Old film is like a box of chocolates.
Film however does go off, thus the subject of this post. I took my Yashica Mat off to Como, and because I like to live dangerously I also took along part of a borgasmord of random film plucked from history thus:
eBay throws up occasional fascinating batches of junk from the past. Motor cars, handle bars, bicycles for two. Less so now, because eBay is increasingly aimed at small businesses rather than ordinary people.
The black and white film was fine. Black and white film ages well. I didn't take the Fuji 400. The mysterious "VCS 120" - a black and white film - also worked. The Kodak Ektachrome 200 was very faint. I haven't tried the Fujicolor. The subject of this post is the Agfacolor 80S, which must have been left on top of a television for ten years. Or something.
It has a bizarre, disgusting grain pattern, which has the effect of making the JPG files enormous:
At least, I assume it's a grain pattern. It could be maggots, or perhaps the film became very dry and cracked. Static electricity? I hate to think it was maggots. Establishing consistent colour balance with such unpromising raw material is tricky and in the end I didn't bother. Presumably light slowly seeped into the edges of the roll, tainting it.
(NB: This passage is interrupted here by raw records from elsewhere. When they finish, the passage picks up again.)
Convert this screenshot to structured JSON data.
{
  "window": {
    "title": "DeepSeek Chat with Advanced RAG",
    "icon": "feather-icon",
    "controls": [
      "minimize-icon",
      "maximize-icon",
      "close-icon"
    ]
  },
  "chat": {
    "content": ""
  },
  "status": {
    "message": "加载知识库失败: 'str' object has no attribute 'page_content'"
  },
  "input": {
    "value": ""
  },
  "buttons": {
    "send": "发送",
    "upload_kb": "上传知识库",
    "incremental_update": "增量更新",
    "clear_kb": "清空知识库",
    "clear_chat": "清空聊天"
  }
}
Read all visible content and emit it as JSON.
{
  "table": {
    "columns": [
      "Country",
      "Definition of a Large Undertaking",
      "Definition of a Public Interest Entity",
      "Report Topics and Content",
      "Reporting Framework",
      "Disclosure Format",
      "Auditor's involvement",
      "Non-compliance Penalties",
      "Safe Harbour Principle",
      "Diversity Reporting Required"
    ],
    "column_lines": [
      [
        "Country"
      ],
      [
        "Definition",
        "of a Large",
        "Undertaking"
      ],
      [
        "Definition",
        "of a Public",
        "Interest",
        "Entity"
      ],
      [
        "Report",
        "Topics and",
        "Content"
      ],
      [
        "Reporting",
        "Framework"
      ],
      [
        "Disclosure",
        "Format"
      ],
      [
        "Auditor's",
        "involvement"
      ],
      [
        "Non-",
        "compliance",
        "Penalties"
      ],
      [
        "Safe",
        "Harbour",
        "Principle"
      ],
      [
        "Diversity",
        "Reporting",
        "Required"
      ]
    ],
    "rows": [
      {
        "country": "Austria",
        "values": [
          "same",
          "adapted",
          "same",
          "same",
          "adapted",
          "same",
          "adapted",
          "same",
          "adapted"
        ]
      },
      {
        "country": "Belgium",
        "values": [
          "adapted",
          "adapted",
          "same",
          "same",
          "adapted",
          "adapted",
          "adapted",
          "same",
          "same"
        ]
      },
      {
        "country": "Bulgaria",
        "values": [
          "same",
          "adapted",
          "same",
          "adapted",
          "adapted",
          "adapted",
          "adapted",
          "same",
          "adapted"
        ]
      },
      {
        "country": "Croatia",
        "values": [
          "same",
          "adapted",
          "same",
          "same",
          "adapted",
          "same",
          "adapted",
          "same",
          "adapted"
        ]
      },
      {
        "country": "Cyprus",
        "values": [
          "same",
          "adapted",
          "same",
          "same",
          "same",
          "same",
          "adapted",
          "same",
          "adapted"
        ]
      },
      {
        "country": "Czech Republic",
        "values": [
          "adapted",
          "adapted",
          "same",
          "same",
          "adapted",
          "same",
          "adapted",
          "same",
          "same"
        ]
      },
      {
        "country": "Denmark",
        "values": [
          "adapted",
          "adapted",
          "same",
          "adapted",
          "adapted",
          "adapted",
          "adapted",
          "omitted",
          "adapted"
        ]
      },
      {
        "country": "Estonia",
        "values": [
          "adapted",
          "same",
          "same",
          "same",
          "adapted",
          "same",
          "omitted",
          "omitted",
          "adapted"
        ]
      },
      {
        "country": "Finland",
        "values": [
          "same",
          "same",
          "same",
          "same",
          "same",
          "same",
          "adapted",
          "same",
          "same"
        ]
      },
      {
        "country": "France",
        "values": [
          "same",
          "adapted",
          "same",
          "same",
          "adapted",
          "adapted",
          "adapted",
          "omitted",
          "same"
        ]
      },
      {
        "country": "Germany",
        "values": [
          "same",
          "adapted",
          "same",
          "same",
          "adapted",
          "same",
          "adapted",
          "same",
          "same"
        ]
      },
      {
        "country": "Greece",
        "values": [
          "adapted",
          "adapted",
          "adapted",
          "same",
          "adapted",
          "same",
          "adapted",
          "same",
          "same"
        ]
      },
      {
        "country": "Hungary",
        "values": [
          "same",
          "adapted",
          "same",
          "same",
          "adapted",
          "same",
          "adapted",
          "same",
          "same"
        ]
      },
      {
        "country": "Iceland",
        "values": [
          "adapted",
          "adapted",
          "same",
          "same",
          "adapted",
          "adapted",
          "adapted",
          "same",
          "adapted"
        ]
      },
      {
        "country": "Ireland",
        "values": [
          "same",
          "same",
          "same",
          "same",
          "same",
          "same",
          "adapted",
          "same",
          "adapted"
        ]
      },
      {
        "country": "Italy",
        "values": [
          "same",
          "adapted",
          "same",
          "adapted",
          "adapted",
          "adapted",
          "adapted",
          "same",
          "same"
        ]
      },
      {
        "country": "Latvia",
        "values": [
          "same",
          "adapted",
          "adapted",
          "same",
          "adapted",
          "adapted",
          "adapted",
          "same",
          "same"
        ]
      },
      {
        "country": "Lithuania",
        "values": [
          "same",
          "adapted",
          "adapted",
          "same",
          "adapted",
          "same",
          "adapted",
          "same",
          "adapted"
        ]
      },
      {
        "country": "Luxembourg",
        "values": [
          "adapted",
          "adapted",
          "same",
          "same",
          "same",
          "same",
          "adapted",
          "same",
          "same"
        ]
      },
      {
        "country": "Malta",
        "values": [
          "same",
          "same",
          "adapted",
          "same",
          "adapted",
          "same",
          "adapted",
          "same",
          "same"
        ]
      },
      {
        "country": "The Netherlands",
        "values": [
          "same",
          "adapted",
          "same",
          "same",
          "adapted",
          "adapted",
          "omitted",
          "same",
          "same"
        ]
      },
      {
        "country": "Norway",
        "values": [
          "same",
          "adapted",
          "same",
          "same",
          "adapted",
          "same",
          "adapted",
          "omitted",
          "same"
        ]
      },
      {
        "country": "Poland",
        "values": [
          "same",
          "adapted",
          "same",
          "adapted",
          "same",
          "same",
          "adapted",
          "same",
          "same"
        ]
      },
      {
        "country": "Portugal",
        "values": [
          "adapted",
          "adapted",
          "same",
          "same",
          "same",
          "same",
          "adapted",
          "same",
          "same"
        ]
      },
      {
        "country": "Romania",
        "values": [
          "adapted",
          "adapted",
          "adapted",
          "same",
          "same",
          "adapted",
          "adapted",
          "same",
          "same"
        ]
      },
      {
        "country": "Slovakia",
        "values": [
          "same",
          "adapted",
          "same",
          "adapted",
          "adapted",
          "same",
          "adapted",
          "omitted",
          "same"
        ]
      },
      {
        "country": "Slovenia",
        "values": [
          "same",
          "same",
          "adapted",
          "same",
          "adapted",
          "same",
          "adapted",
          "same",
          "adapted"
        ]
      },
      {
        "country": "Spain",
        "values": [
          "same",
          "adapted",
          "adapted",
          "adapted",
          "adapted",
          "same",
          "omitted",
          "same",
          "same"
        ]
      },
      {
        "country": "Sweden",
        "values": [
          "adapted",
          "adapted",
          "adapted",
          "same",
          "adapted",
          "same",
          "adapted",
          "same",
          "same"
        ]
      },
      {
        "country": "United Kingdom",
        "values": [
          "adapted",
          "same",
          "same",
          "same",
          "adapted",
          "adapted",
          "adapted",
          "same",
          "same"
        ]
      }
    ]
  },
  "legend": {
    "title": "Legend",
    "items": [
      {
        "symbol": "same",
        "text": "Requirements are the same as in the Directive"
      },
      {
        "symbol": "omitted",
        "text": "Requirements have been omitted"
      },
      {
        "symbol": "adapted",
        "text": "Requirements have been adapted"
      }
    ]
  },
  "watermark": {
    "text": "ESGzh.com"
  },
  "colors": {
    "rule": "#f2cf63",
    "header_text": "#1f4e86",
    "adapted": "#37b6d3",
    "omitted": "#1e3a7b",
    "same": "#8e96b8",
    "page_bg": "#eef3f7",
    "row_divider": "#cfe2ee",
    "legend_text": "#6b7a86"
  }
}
Imagine a baby's crib just crawling with maggots. And as you look harder you see that there's a baby in there, his arms flailing at the sunshine as the maggots suffocate him. When they conduct the post-mortem they will dump a bag of maggots out of its lungs, it will be horrible. Eight of the twelve shots could be salvaged, and I have no idea how to replicate the effect, short of perhaps shining a torch into the edge of some print film. Which is an idea, though. The effect looks like an instagram filter, which is unfortunate because... well, people will assume I cheated my way to unique brilliance, instead of fluking my way.